[Items from an interface collection]
════
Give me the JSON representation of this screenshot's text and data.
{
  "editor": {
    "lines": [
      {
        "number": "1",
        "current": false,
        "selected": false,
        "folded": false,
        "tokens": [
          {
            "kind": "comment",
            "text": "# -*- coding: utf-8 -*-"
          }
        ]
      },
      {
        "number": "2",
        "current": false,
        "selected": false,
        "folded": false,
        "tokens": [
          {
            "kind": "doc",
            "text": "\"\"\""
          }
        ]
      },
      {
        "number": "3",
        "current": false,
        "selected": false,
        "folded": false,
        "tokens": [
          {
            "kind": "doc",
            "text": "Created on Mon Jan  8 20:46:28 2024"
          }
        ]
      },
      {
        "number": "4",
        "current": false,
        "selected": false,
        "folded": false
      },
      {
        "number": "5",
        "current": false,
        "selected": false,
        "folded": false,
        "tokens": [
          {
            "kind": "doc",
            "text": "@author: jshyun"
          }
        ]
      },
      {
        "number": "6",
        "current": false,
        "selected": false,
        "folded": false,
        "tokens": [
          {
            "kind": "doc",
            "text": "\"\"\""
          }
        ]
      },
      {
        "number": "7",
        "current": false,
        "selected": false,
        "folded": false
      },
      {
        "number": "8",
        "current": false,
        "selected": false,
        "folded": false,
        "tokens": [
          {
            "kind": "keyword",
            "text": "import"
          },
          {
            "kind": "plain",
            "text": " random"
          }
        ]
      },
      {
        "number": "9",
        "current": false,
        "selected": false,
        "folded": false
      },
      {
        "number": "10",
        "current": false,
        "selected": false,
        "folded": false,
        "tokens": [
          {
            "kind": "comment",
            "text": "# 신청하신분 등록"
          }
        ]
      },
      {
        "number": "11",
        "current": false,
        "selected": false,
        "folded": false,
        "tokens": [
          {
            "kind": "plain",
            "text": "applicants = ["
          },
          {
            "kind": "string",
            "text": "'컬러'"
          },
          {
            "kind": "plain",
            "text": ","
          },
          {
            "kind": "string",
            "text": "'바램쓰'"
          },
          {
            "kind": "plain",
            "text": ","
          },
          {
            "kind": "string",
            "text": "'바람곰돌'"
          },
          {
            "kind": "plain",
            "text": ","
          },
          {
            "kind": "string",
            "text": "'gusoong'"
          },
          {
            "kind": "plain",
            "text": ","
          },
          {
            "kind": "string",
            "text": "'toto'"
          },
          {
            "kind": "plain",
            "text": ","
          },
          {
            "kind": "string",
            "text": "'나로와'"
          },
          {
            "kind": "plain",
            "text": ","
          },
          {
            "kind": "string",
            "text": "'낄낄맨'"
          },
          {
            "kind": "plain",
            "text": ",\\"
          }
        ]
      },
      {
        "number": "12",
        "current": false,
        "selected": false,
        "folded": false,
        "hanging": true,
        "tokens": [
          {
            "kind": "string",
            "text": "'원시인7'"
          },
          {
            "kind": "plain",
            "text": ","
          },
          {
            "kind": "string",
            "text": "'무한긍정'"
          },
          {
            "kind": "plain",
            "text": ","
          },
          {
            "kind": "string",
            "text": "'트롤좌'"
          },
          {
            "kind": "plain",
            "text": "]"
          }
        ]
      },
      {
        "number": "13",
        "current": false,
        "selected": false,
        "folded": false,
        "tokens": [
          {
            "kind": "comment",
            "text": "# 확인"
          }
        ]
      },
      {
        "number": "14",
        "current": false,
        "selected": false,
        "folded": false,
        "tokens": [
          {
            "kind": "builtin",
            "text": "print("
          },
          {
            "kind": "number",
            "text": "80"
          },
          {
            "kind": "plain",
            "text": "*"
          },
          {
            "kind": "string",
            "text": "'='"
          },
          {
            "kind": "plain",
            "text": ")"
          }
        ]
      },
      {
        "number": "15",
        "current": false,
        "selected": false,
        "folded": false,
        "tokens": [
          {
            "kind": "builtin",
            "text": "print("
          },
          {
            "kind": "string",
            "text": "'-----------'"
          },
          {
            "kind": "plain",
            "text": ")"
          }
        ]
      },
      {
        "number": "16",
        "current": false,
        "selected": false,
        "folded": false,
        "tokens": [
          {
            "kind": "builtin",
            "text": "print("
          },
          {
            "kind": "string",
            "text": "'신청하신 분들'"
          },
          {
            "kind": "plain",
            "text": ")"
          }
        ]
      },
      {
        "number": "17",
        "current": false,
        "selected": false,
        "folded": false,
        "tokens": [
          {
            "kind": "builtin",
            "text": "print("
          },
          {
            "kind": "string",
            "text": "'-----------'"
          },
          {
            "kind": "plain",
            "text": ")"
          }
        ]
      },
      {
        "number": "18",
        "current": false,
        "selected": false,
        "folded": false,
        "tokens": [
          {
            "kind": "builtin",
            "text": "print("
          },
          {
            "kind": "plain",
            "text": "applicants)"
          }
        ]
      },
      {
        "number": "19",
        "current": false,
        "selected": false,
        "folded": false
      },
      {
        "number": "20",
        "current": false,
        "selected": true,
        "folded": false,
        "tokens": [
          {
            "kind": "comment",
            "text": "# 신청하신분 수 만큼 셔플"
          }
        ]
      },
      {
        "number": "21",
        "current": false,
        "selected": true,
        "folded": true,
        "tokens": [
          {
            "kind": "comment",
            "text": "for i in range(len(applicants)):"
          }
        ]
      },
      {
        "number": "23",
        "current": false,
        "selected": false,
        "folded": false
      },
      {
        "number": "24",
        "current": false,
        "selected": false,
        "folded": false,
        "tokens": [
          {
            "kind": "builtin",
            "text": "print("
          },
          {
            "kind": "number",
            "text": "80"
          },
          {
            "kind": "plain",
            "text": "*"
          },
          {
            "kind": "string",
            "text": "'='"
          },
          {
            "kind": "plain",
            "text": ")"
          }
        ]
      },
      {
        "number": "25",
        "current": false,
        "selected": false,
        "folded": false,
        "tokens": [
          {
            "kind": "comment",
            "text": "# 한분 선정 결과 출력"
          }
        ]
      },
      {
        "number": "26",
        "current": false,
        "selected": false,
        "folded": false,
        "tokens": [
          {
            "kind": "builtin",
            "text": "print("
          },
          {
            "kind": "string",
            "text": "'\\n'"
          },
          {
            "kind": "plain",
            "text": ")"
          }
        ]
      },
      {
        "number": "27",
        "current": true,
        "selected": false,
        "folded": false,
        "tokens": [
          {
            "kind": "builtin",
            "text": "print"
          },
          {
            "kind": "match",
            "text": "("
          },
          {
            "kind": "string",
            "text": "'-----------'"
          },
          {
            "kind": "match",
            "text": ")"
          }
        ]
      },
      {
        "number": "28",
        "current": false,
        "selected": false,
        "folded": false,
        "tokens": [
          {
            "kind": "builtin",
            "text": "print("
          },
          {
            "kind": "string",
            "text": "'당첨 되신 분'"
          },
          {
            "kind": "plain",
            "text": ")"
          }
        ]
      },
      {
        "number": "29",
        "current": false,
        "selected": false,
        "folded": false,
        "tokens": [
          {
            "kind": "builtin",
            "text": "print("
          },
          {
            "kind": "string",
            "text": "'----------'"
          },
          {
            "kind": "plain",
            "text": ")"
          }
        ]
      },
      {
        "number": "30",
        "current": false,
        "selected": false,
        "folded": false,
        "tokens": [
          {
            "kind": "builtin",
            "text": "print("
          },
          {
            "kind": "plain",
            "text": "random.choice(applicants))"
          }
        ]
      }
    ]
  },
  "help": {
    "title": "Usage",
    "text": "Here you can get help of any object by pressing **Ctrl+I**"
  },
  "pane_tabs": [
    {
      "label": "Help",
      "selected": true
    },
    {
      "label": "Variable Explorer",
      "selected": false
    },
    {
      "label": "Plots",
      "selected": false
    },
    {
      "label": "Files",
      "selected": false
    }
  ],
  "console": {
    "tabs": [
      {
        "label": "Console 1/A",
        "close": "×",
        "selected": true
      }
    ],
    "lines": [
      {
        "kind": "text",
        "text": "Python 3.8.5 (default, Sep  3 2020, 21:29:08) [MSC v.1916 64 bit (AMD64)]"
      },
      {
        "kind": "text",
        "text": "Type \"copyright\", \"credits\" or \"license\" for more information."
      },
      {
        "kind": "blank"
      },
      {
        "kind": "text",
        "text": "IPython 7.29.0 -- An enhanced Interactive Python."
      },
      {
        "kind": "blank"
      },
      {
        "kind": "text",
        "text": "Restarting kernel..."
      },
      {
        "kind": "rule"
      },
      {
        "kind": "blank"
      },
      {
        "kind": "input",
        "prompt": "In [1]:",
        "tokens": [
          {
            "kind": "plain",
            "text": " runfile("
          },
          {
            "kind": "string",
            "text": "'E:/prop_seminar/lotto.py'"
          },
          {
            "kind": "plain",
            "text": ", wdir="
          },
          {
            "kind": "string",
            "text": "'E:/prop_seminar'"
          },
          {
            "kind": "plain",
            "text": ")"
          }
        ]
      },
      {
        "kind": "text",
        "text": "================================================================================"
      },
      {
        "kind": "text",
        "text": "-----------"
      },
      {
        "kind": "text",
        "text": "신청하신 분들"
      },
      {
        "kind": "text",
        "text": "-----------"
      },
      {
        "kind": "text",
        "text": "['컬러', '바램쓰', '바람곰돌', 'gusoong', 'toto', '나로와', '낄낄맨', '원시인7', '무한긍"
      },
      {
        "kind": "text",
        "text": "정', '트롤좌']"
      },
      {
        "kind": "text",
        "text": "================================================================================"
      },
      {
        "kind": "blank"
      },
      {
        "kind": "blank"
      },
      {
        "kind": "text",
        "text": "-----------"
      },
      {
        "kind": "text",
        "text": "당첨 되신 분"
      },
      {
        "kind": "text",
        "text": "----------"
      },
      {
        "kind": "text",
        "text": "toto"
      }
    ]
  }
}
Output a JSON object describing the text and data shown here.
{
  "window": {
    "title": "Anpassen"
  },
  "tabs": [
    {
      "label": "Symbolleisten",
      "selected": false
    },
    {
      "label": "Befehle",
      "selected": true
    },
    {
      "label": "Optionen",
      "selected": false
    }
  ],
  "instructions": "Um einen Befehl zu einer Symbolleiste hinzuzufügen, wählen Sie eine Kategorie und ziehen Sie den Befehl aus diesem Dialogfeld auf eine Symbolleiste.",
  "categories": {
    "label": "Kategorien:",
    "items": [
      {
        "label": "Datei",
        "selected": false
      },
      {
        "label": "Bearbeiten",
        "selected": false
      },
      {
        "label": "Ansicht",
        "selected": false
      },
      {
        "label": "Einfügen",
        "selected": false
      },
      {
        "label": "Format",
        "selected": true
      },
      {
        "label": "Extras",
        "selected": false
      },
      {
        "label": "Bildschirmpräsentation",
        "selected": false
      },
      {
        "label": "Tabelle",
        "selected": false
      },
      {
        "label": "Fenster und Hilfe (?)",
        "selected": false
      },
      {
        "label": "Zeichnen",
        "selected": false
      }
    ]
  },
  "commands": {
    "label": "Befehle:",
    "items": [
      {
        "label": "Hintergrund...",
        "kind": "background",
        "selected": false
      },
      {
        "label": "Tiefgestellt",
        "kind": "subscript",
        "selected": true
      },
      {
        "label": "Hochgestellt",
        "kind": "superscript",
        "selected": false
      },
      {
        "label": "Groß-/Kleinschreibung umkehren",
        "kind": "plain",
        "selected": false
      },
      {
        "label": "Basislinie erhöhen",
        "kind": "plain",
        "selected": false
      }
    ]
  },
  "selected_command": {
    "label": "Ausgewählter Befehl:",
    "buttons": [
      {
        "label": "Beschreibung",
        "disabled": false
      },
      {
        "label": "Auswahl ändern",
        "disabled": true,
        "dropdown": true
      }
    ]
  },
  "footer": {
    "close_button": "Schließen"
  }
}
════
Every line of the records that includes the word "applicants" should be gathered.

■ **Exercise answer**
            "text": "applicants = ["
            "text": "applicants)"
            "text": "for i in range(len(applicants)):"
            "text": "random.choice(applicants))"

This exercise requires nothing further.